‘Man carrying a box, possibly for offerings’

New York’s Metropolitan Museum returns ancient Sumerian figurine to Iraqi officials

NEWSROOM — An ancient Mesopotamian artifact, dating back to the Sumerian era, was handed over to Iraq by the Metropolitan Museum of Art in New York.

The handover ceremony was attended by Iraqi Prime Minister, Mohammed Shiaa’ Al-Sudani,  Iraqi Ambassador to Washington Nizar Al-Khairallah, and representatives from the museum.

The copper alloy piece, named “Man carrying a box, possibly for offerings,” is of a nude male figure carrying a box on his head.

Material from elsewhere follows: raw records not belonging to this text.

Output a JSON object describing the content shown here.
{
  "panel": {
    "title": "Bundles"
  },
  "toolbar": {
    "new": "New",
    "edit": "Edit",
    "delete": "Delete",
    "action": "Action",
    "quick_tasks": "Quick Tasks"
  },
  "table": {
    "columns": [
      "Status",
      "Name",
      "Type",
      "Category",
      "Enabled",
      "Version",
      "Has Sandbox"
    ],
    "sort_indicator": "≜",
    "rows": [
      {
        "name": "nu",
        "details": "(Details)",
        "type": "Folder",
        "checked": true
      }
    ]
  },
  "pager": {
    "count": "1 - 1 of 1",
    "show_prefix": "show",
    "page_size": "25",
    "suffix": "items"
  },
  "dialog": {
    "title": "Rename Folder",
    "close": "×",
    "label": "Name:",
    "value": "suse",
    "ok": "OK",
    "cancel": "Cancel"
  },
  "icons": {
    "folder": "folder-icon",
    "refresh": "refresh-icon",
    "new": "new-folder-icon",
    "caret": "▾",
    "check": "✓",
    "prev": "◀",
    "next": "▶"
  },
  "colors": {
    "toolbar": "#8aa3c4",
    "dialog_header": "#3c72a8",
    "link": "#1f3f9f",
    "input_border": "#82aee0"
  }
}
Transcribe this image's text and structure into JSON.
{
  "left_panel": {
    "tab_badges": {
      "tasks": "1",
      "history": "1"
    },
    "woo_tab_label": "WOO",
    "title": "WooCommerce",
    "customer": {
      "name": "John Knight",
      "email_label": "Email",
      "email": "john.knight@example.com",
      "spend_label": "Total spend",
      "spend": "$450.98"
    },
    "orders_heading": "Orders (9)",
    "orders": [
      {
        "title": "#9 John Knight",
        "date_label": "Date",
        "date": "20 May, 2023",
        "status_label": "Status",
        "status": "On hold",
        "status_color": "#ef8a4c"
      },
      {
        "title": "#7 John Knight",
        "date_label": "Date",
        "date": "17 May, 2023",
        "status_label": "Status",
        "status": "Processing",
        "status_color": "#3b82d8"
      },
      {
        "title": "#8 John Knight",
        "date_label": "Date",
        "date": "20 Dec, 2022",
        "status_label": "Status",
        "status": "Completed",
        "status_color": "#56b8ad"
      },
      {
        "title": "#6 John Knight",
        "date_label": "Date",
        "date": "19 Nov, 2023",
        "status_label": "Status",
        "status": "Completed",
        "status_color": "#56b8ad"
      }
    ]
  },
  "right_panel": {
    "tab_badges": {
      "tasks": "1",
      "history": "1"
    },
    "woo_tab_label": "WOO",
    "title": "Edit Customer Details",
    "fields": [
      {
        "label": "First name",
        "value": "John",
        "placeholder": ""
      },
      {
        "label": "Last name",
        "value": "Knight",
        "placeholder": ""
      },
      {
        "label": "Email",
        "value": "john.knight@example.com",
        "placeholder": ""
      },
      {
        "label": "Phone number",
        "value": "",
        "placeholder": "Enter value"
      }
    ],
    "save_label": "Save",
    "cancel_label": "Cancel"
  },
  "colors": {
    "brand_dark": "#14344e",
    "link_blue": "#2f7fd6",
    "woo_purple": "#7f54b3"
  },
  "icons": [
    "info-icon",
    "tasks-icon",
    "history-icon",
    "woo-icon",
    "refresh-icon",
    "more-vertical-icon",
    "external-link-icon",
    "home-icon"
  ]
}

According the museum’s description, the figure is “reminiscent of scenes depicting priests carrying offerings,” a ritual common in the Early Dynastic period 2900-2350 BCE.

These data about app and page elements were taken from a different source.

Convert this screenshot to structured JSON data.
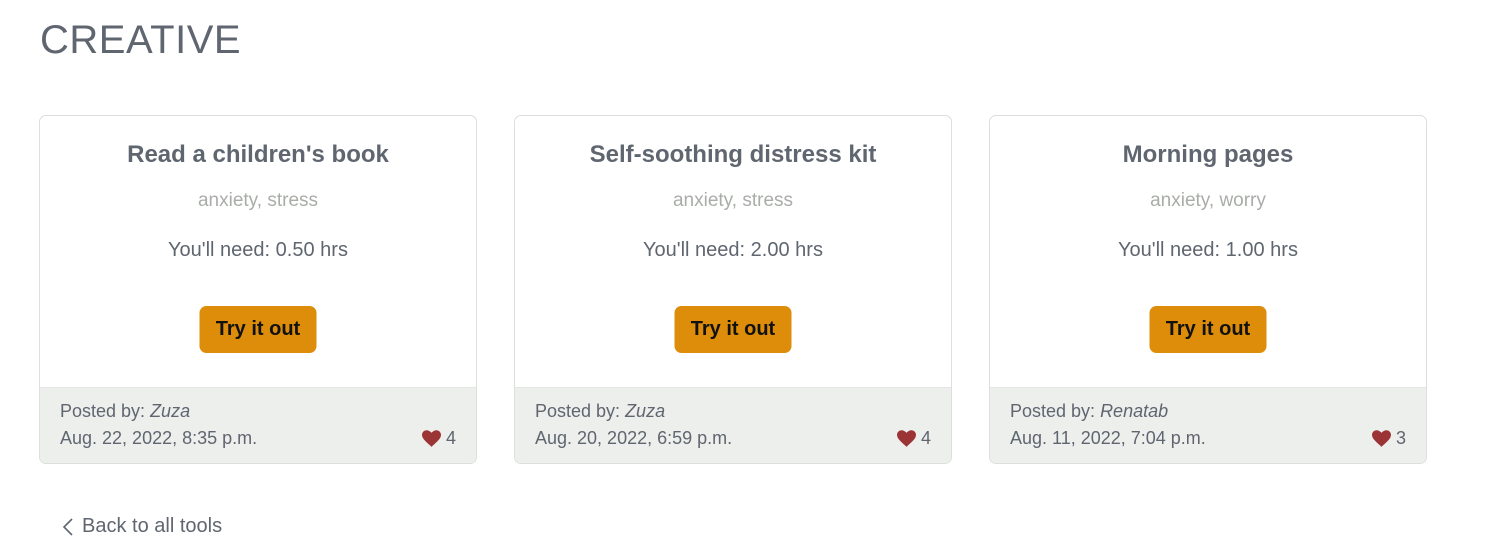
{
  "page": {
    "category_title": "CREATIVE"
  },
  "colors": {
    "accent": "#dd8d09",
    "heart": "#9b3434",
    "footer_bg": "#edefec",
    "tag_text": "#a9ada8"
  },
  "cards": [
    {
      "title": "Read a children's book",
      "tags": "anxiety, stress",
      "duration_prefix": "You'll need: ",
      "duration": "0.50 hrs",
      "button_label": "Try it out",
      "posted_by_label": "Posted by: ",
      "author": "Zuza",
      "date": "Aug. 22, 2022, 8:35 p.m.",
      "likes": "4",
      "like_icon": "heart-icon"
    },
    {
      "title": "Self-soothing distress kit",
      "tags": "anxiety, stress",
      "duration_prefix": "You'll need: ",
      "duration": "2.00 hrs",
      "button_label": "Try it out",
      "posted_by_label": "Posted by: ",
      "author": "Zuza",
      "date": "Aug. 20, 2022, 6:59 p.m.",
      "likes": "4",
      "like_icon": "heart-icon"
    },
    {
      "title": "Morning pages",
      "tags": "anxiety, worry",
      "duration_prefix": "You'll need: ",
      "duration": "1.00 hrs",
      "button_label": "Try it out",
      "posted_by_label": "Posted by: ",
      "author": "Renatab",
      "date": "Aug. 11, 2022, 7:04 p.m.",
      "likes": "3",
      "like_icon": "heart-icon"
    }
  ],
  "back_link": {
    "label": "Back to all tools",
    "icon": "chevron-left-icon"
  }
}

The sculpture had been part of the museum’s collection for nearly 70 years, since it was acquired in 1955.

Al-Sudani expressed his gratitude to the Metropolitan Museum for their cooperation in the return of the artifact. He emphasized that such initiatives bolster the bilateral relationship between Iraq and the United States.

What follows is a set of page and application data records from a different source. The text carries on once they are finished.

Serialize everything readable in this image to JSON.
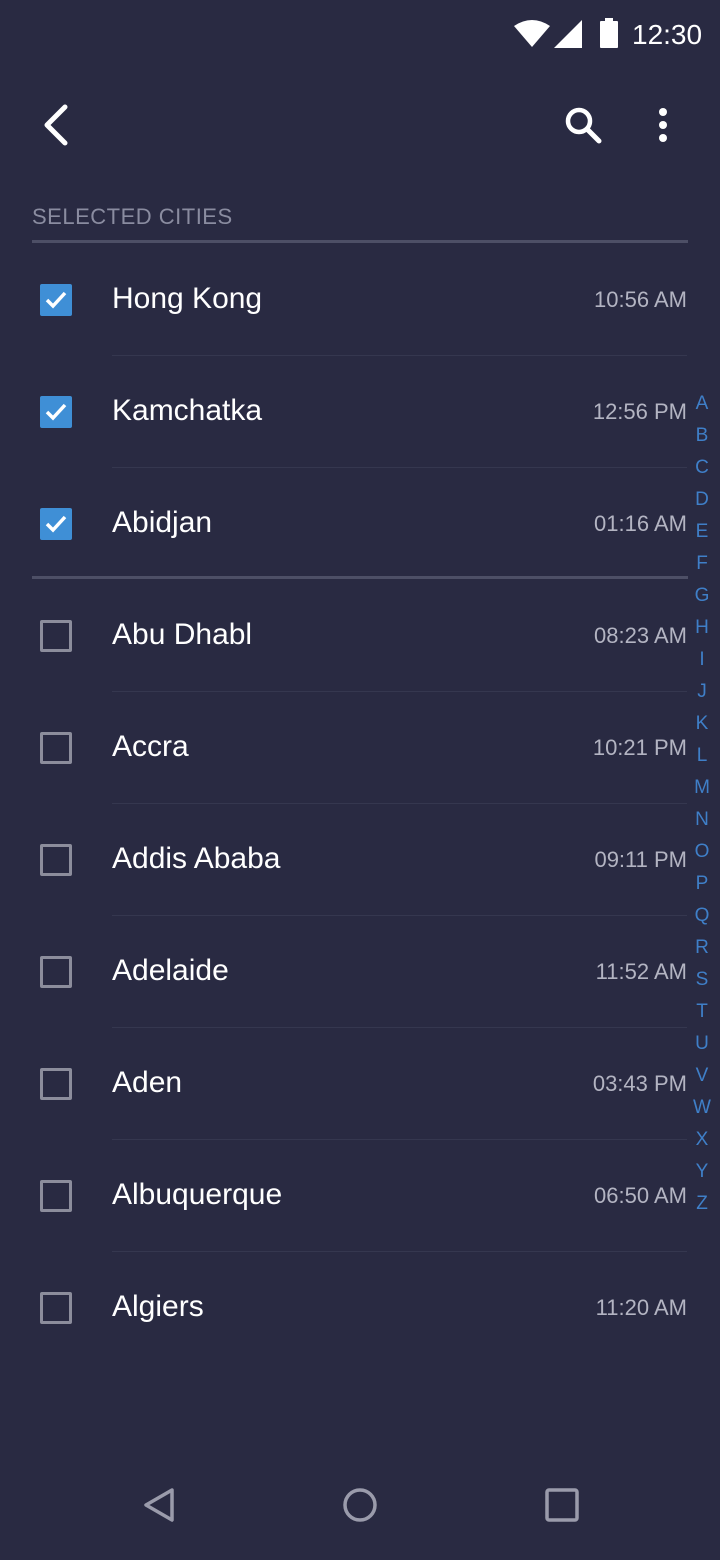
{
  "status_bar": {
    "time": "12:30",
    "icons": [
      "wifi-icon",
      "cellular-signal-icon",
      "battery-icon"
    ]
  },
  "toolbar": {
    "icons": [
      "back-arrow-icon",
      "search-icon",
      "more-vertical-icon"
    ]
  },
  "section": {
    "title": "SELECTED CITIES"
  },
  "selected_cities": [
    {
      "name": "Hong Kong",
      "time": "10:56 AM",
      "checked": true
    },
    {
      "name": "Kamchatka",
      "time": "12:56 PM",
      "checked": true
    },
    {
      "name": "Abidjan",
      "time": "01:16 AM",
      "checked": true
    }
  ],
  "cities": [
    {
      "name": "Abu Dhabl",
      "time": "08:23 AM",
      "checked": false
    },
    {
      "name": "Accra",
      "time": "10:21 PM",
      "checked": false
    },
    {
      "name": "Addis Ababa",
      "time": "09:11 PM",
      "checked": false
    },
    {
      "name": "Adelaide",
      "time": "11:52 AM",
      "checked": false
    },
    {
      "name": "Aden",
      "time": "03:43 PM",
      "checked": false
    },
    {
      "name": "Albuquerque",
      "time": "06:50 AM",
      "checked": false
    },
    {
      "name": "Algiers",
      "time": "11:20 AM",
      "checked": false
    }
  ],
  "alphabet_index": [
    "A",
    "B",
    "C",
    "D",
    "E",
    "F",
    "G",
    "H",
    "I",
    "J",
    "K",
    "L",
    "M",
    "N",
    "O",
    "P",
    "Q",
    "R",
    "S",
    "T",
    "U",
    "V",
    "W",
    "X",
    "Y",
    "Z"
  ],
  "nav_bar": {
    "icons": [
      "nav-back-icon",
      "nav-home-icon",
      "nav-recents-icon"
    ]
  },
  "colors": {
    "background": "#292a42",
    "accent": "#3f8fd6",
    "index_letters": "#3f7fc8",
    "secondary_text": "#b3b4c2",
    "section_header": "#8a8ca0"
  }
}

Highlighting the artifact’s significance, Al-Sudani remarked, “Iraqi antiquities represent the identity, history, and civilization of our country.” Iraqi authorities have worked to recover taken artifacts associated with Mesopotamian civilizations, a statement from the Prime Minister’s office said, particularly after extensive looting and neglect in the post-2003 era.

The museum’s director, Max Hollein, expressed the Met’s commitment to collecting antiquities and to preserving cultural heritage.

“We are honored to collaborate with the Republic of Iraq on the return of this sculpture,” Hollein said in a statement reported by The New York Times.

Al-Sudani, accompanied by a high-level delegation of Iraqi officials, has been in the United States this week for meetings, which included a visit to the White House for discussions with U.S. President Joseph Biden.

Iraqi museums faced largescale looting in recent decades, with tens of thousands of artifacts reportedly stolen and disappeared.

On May 9, 2023, the Iraqi foreign ministry revealed that 34,502 artifacts have been returned to the country since 2019.